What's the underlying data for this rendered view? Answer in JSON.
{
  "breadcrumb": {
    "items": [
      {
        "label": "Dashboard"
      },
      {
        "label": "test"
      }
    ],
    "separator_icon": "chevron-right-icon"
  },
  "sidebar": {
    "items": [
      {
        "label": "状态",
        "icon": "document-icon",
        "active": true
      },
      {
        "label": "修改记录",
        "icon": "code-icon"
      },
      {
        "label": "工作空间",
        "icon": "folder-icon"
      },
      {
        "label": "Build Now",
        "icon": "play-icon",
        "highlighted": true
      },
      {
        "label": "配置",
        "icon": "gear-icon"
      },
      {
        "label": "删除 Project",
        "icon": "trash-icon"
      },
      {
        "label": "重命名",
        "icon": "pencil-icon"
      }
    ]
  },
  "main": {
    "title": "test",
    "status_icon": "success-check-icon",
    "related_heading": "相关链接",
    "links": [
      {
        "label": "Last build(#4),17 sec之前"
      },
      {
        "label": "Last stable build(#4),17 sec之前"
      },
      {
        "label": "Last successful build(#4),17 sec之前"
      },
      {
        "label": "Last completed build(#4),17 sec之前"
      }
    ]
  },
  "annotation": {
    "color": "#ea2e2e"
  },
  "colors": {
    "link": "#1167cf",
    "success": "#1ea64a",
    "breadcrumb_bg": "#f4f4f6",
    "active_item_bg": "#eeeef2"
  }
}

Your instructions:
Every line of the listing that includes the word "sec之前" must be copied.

Exercise answer:
        "label": "Last build(#4),17 sec之前"
        "label": "Last stable build(#4),17 sec之前"
        "label": "Last successful build(#4),17 sec之前"
        "label": "Last completed build(#4),17 sec之前"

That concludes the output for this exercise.